### What the task asks
Exactly reproduce all the records, keeping pictures out of the copy.

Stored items
—————
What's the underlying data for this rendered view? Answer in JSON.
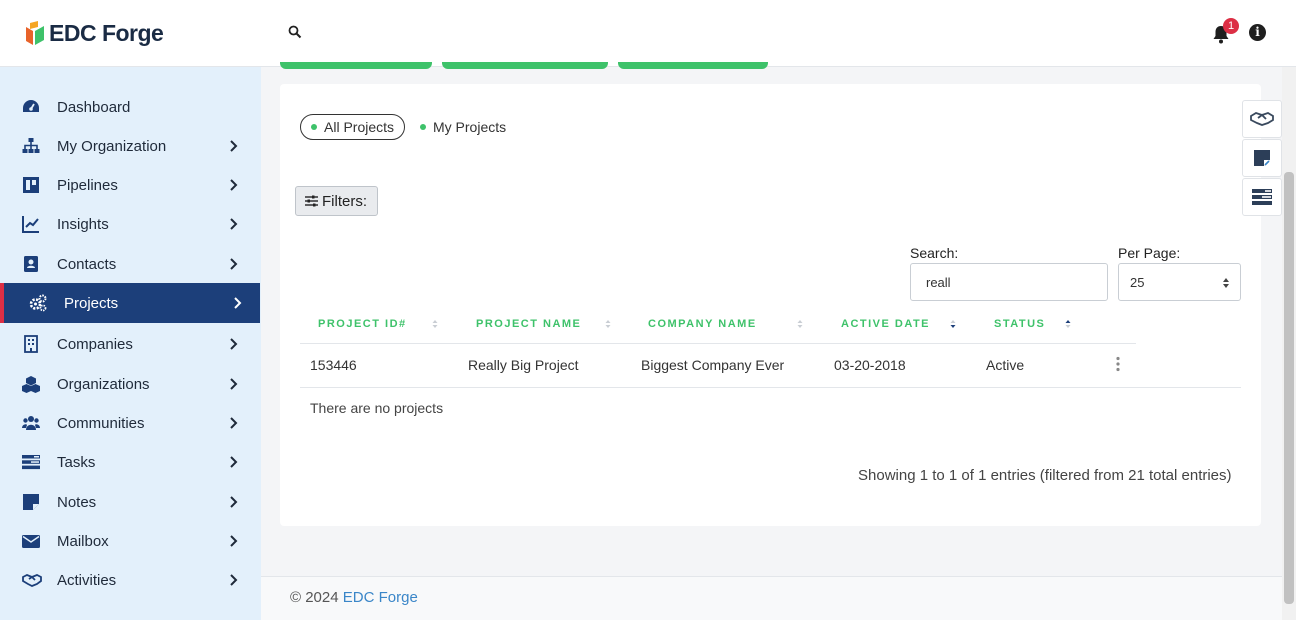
{
  "header": {
    "logo_text": "EDC Forge",
    "notification_count": "1",
    "info_glyph": "i"
  },
  "sidebar": {
    "items": [
      {
        "label": "Dashboard",
        "icon": "dashboard-icon",
        "has_chevron": false
      },
      {
        "label": "My Organization",
        "icon": "org-chart-icon",
        "has_chevron": true
      },
      {
        "label": "Pipelines",
        "icon": "pipeline-board-icon",
        "has_chevron": true
      },
      {
        "label": "Insights",
        "icon": "line-chart-icon",
        "has_chevron": true
      },
      {
        "label": "Contacts",
        "icon": "contact-card-icon",
        "has_chevron": true
      },
      {
        "label": "Projects",
        "icon": "gears-icon",
        "has_chevron": true,
        "active": true
      },
      {
        "label": "Companies",
        "icon": "building-icon",
        "has_chevron": true
      },
      {
        "label": "Organizations",
        "icon": "cubes-icon",
        "has_chevron": true
      },
      {
        "label": "Communities",
        "icon": "users-icon",
        "has_chevron": true
      },
      {
        "label": "Tasks",
        "icon": "tasks-icon",
        "has_chevron": true
      },
      {
        "label": "Notes",
        "icon": "note-icon",
        "has_chevron": true
      },
      {
        "label": "Mailbox",
        "icon": "envelope-icon",
        "has_chevron": true
      },
      {
        "label": "Activities",
        "icon": "handshake-icon",
        "has_chevron": true
      }
    ]
  },
  "main": {
    "scope_tabs": [
      {
        "label": "All Projects",
        "active": true
      },
      {
        "label": "My Projects",
        "active": false
      }
    ],
    "filters_label": "Filters:",
    "search": {
      "label": "Search:",
      "value": "reall"
    },
    "per_page": {
      "label": "Per Page:",
      "value": "25"
    },
    "table": {
      "columns": [
        "PROJECT ID#",
        "PROJECT NAME",
        "COMPANY NAME",
        "ACTIVE DATE",
        "STATUS"
      ],
      "rows": [
        {
          "id": "153446",
          "name": "Really Big Project",
          "company": "Biggest Company Ever",
          "date": "03-20-2018",
          "status": "Active"
        }
      ],
      "empty_text": "There are no projects",
      "summary": "Showing 1 to 1 of 1 entries (filtered from 21 total entries)"
    }
  },
  "footer": {
    "copyright": "© 2024 ",
    "brand_link": "EDC Forge"
  },
  "colors": {
    "accent_green": "#3ec26a",
    "nav_active": "#1c3f7a",
    "active_marker": "#dc2f45",
    "link": "#3a86c8"
  }
}
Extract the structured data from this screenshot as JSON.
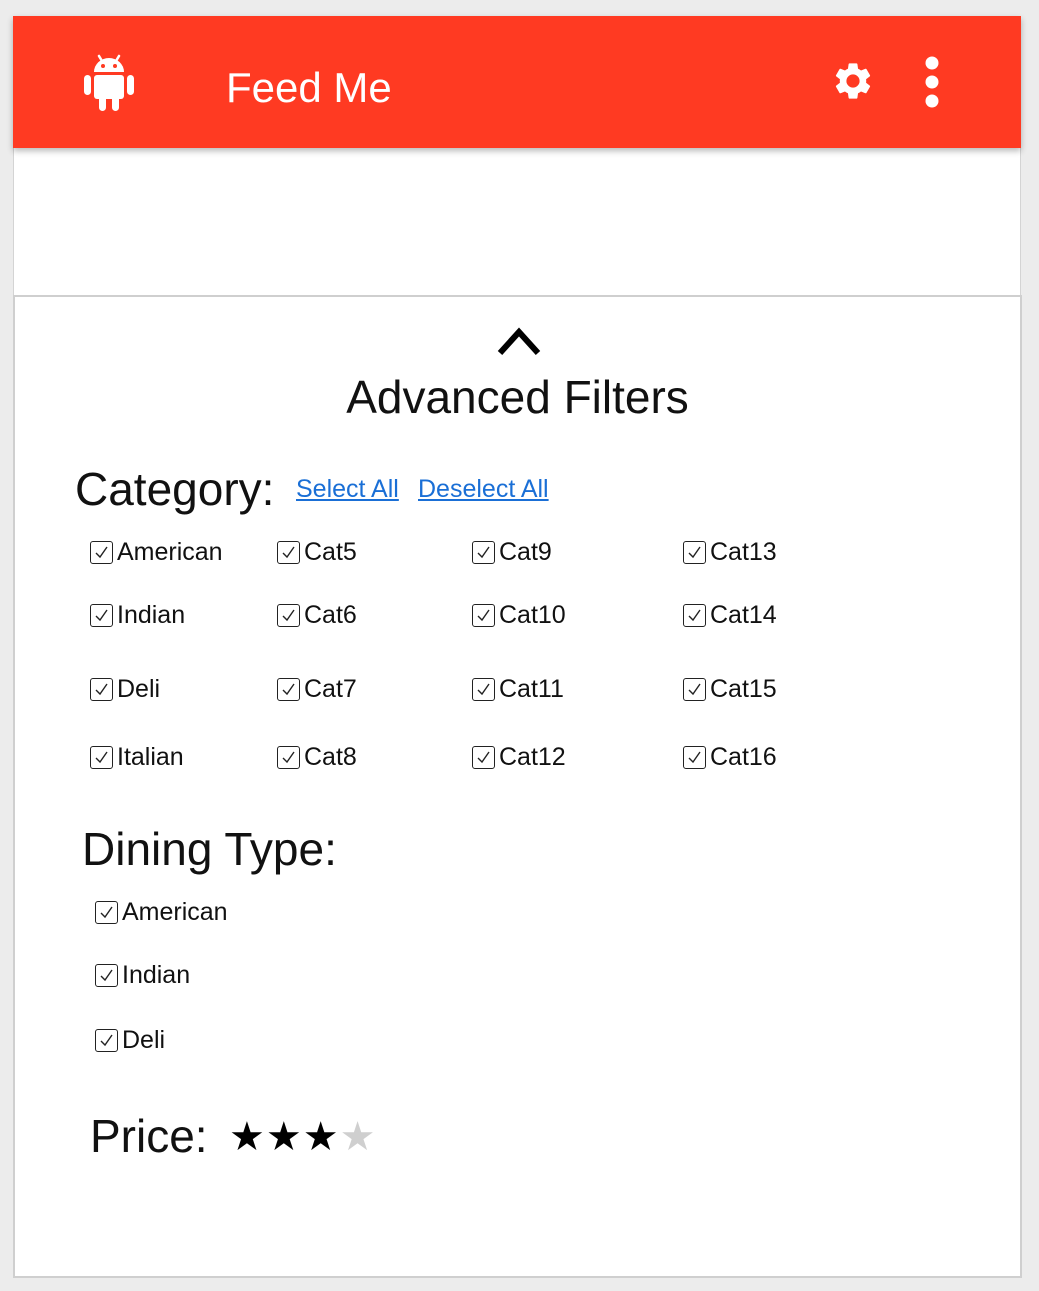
{
  "app": {
    "title": "Feed Me",
    "brand_color": "#ff3a22",
    "icons": [
      "android-icon",
      "gear-icon",
      "more-vert-icon"
    ]
  },
  "filters": {
    "title": "Advanced Filters",
    "collapse_icon": "chevron-up-icon",
    "category": {
      "label": "Category:",
      "select_all": "Select All",
      "deselect_all": "Deselect All",
      "items": [
        {
          "label": "American",
          "checked": true
        },
        {
          "label": "Indian",
          "checked": true
        },
        {
          "label": "Deli",
          "checked": true
        },
        {
          "label": "Italian",
          "checked": true
        },
        {
          "label": "Cat5",
          "checked": true
        },
        {
          "label": "Cat6",
          "checked": true
        },
        {
          "label": "Cat7",
          "checked": true
        },
        {
          "label": "Cat8",
          "checked": true
        },
        {
          "label": "Cat9",
          "checked": true
        },
        {
          "label": "Cat10",
          "checked": true
        },
        {
          "label": "Cat11",
          "checked": true
        },
        {
          "label": "Cat12",
          "checked": true
        },
        {
          "label": "Cat13",
          "checked": true
        },
        {
          "label": "Cat14",
          "checked": true
        },
        {
          "label": "Cat15",
          "checked": true
        },
        {
          "label": "Cat16",
          "checked": true
        }
      ]
    },
    "dining_type": {
      "label": "Dining Type:",
      "items": [
        {
          "label": "American",
          "checked": true
        },
        {
          "label": "Indian",
          "checked": true
        },
        {
          "label": "Deli",
          "checked": true
        }
      ]
    },
    "price": {
      "label": "Price:",
      "rating": 3,
      "max": 4,
      "filled_color": "#000000",
      "empty_color": "#cfcfcf"
    }
  }
}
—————
### Written answer
What's the underlying data for this rendered view? Answer in JSON.
{
  "header": {
    "logo_text": "EDC Forge",
    "notification_count": "1",
    "info_glyph": "i"
  },
  "sidebar": {
    "items": [
      {
        "label": "Dashboard",
        "icon": "dashboard-icon",
        "has_chevron": false
      },
      {
        "label": "My Organization",
        "icon": "org-chart-icon",
        "has_chevron": true
      },
      {
        "label": "Pipelines",
        "icon": "pipeline-board-icon",
        "has_chevron": true
      },
      {
        "label": "Insights",
        "icon": "line-chart-icon",
        "has_chevron": true
      },
      {
        "label": "Contacts",
        "icon": "contact-card-icon",
        "has_chevron": true
      },
      {
        "label": "Projects",
        "icon": "gears-icon",
        "has_chevron": true,
        "active": true
      },
      {
        "label": "Companies",
        "icon": "building-icon",
        "has_chevron": true
      },
      {
        "label": "Organizations",
        "icon": "cubes-icon",
        "has_chevron": true
      },
      {
        "label": "Communities",
        "icon": "users-icon",
        "has_chevron": true
      },
      {
        "label": "Tasks",
        "icon": "tasks-icon",
        "has_chevron": true
      },
      {
        "label": "Notes",
        "icon": "note-icon",
        "has_chevron": true
      },
      {
        "label": "Mailbox",
        "icon": "envelope-icon",
        "has_chevron": true
      },
      {
        "label": "Activities",
        "icon": "handshake-icon",
        "has_chevron": true
      }
    ]
  },
  "main": {
    "scope_tabs": [
      {
        "label": "All Projects",
        "active": true
      },
      {
        "label": "My Projects",
        "active": false
      }
    ],
    "filters_label": "Filters:",
    "search": {
      "label": "Search:",
      "value": "reall"
    },
    "per_page": {
      "label": "Per Page:",
      "value": "25"
    },
    "table": {
      "columns": [
        "PROJECT ID#",
        "PROJECT NAME",
        "COMPANY NAME",
        "ACTIVE DATE",
        "STATUS"
      ],
      "rows": [
        {
          "id": "153446",
          "name": "Really Big Project",
          "company": "Biggest Company Ever",
          "date": "03-20-2018",
          "status": "Active"
        }
      ],
      "empty_text": "There are no projects",
      "summary": "Showing 1 to 1 of 1 entries (filtered from 21 total entries)"
    }
  },
  "footer": {
    "copyright": "© 2024 ",
    "brand_link": "EDC Forge"
  },
  "colors": {
    "accent_green": "#3ec26a",
    "nav_active": "#1c3f7a",
    "active_marker": "#dc2f45",
    "link": "#3a86c8"
  }
}
Extract the structured data from this screenshot as JSON.
{
  "app": {
    "title": "Feed Me",
    "brand_color": "#ff3a22",
    "icons": [
      "android-icon",
      "gear-icon",
      "more-vert-icon"
    ]
  },
  "filters": {
    "title": "Advanced Filters",
    "collapse_icon": "chevron-up-icon",
    "category": {
      "label": "Category:",
      "select_all": "Select All",
      "deselect_all": "Deselect All",
      "items": [
        {
          "label": "American",
          "checked": true
        },
        {
          "label": "Indian",
          "checked": true
        },
        {
          "label": "Deli",
          "checked": true
        },
        {
          "label": "Italian",
          "checked": true
        },
        {
          "label": "Cat5",
          "checked": true
        },
        {
          "label": "Cat6",
          "checked": true
        },
        {
          "label": "Cat7",
          "checked": true
        },
        {
          "label": "Cat8",
          "checked": true
        },
        {
          "label": "Cat9",
          "checked": true
        },
        {
          "label": "Cat10",
          "checked": true
        },
        {
          "label": "Cat11",
          "checked": true
        },
        {
          "label": "Cat12",
          "checked": true
        },
        {
          "label": "Cat13",
          "checked": true
        },
        {
          "label": "Cat14",
          "checked": true
        },
        {
          "label": "Cat15",
          "checked": true
        },
        {
          "label": "Cat16",
          "checked": true
        }
      ]
    },
    "dining_type": {
      "label": "Dining Type:",
      "items": [
        {
          "label": "American",
          "checked": true
        },
        {
          "label": "Indian",
          "checked": true
        },
        {
          "label": "Deli",
          "checked": true
        }
      ]
    },
    "price": {
      "label": "Price:",
      "rating": 3,
      "max": 4,
      "filled_color": "#000000",
      "empty_color": "#cfcfcf"
    }
  }
}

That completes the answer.